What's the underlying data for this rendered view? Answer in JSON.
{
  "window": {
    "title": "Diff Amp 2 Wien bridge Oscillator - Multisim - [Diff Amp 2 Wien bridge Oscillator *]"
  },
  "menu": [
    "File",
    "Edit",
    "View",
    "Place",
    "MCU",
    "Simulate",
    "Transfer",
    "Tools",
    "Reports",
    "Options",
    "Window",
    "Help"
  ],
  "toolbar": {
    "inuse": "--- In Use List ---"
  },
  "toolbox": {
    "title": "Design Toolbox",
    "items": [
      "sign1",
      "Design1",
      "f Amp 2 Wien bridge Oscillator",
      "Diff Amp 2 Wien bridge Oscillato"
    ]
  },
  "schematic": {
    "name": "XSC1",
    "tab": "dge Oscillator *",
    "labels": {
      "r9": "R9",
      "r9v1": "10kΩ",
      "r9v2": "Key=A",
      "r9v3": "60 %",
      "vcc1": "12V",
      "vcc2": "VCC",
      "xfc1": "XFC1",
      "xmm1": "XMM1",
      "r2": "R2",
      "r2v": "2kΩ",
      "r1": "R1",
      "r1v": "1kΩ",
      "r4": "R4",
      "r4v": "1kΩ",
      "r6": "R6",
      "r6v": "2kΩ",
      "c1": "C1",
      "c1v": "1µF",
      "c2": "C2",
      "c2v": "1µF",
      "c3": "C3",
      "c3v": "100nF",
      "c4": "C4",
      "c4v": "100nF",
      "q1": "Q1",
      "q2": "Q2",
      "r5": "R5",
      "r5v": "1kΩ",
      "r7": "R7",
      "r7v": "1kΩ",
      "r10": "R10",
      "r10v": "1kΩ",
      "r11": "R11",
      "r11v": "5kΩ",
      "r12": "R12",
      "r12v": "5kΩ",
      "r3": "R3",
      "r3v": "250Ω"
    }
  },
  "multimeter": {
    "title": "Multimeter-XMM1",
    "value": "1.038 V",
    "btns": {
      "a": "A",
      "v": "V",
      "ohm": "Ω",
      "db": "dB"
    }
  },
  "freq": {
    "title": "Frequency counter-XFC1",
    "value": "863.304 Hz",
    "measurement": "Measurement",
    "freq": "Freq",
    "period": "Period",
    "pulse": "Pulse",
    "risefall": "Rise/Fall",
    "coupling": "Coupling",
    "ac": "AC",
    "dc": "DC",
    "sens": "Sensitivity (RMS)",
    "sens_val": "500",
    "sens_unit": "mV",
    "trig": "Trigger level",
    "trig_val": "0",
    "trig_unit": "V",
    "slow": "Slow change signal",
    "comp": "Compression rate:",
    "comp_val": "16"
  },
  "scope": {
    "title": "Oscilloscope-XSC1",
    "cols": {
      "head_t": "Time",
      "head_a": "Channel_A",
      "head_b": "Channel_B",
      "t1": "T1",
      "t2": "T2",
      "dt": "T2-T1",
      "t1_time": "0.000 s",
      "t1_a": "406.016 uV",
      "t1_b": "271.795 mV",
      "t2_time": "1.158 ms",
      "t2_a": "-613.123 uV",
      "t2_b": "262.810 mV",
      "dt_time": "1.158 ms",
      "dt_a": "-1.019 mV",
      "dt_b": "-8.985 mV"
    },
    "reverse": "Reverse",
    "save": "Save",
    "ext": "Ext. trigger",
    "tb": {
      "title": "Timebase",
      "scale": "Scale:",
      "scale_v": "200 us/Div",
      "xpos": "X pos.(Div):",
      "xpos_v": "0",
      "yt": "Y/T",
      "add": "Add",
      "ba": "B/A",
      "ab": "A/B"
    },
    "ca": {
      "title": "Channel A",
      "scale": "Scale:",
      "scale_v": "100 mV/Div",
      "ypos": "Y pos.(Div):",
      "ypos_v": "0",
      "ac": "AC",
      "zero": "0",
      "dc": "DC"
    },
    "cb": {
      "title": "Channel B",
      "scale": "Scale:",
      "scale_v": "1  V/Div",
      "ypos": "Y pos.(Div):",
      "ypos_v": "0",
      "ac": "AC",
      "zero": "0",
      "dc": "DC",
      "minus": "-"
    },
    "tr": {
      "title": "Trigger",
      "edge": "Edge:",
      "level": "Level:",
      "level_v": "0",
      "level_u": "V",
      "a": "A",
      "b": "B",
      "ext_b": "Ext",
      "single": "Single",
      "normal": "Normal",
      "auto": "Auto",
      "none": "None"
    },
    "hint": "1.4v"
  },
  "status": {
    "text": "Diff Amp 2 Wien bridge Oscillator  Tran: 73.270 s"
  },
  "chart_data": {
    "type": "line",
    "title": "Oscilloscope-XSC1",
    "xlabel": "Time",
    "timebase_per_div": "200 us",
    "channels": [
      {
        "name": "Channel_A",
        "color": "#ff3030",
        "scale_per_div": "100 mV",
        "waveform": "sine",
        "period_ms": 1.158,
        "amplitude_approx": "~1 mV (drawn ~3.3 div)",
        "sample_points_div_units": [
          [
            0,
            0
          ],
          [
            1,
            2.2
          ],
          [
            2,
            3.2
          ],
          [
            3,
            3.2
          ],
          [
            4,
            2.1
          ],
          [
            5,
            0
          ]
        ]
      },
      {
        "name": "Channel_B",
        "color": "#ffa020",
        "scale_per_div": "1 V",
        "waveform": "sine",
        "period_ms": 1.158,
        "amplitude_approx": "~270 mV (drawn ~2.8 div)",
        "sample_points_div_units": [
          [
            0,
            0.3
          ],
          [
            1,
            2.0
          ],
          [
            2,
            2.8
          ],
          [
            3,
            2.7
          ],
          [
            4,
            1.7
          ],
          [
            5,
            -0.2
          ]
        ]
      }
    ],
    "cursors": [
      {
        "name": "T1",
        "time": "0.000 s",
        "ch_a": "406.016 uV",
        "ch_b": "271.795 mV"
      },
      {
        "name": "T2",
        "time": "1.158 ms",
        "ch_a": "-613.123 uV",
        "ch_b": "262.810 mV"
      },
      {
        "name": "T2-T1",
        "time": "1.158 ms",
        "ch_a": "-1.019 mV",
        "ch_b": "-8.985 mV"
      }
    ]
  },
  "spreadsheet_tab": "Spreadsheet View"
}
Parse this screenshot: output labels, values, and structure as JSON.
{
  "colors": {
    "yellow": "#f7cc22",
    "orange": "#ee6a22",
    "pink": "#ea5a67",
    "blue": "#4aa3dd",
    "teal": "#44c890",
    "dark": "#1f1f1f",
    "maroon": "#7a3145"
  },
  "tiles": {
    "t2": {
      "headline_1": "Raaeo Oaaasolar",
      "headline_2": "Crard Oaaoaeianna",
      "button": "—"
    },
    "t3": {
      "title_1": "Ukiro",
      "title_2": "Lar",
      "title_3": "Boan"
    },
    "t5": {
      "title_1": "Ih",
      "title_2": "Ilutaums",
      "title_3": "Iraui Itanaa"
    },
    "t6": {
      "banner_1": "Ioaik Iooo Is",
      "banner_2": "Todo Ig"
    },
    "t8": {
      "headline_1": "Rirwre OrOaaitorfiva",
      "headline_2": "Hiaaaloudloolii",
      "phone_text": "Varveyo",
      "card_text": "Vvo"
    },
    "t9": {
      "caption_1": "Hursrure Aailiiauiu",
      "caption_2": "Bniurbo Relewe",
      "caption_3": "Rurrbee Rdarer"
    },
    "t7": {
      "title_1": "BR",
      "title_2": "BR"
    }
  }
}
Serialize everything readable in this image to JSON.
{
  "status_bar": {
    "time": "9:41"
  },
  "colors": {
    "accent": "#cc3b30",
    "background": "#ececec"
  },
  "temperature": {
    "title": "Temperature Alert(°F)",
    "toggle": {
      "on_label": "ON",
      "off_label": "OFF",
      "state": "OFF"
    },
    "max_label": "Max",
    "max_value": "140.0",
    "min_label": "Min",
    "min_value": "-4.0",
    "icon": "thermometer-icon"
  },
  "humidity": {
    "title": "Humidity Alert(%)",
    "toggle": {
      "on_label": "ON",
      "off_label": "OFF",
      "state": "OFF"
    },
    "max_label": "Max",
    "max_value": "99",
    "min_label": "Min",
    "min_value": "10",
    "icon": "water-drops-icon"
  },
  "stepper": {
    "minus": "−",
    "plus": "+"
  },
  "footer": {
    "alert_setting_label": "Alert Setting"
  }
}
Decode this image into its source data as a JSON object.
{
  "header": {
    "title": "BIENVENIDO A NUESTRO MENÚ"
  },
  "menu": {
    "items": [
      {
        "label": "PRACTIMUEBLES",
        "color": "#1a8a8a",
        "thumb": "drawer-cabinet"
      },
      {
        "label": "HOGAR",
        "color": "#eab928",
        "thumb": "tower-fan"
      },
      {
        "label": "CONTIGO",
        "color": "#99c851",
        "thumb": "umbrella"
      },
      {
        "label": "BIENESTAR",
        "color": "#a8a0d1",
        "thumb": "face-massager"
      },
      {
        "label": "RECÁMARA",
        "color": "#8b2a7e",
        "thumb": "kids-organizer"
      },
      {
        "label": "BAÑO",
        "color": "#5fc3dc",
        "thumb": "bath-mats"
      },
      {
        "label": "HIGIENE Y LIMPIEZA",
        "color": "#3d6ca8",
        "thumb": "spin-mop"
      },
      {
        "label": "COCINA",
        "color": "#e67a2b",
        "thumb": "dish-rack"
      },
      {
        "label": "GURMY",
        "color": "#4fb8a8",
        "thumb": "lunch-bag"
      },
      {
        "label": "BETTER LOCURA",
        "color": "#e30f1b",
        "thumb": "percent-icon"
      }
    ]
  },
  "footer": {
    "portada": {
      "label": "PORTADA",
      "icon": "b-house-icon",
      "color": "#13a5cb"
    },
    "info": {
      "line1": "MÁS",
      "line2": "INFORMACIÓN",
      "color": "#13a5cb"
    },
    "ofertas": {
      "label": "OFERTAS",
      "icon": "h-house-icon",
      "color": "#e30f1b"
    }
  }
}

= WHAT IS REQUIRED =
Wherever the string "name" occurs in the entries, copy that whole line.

= WRITTEN RESPONSE =
    "name": "XSC1",
        "name": "Channel_A",
        "name": "Channel_B",
        "name": "T1",
        "name": "T2",
        "name": "T2-T1",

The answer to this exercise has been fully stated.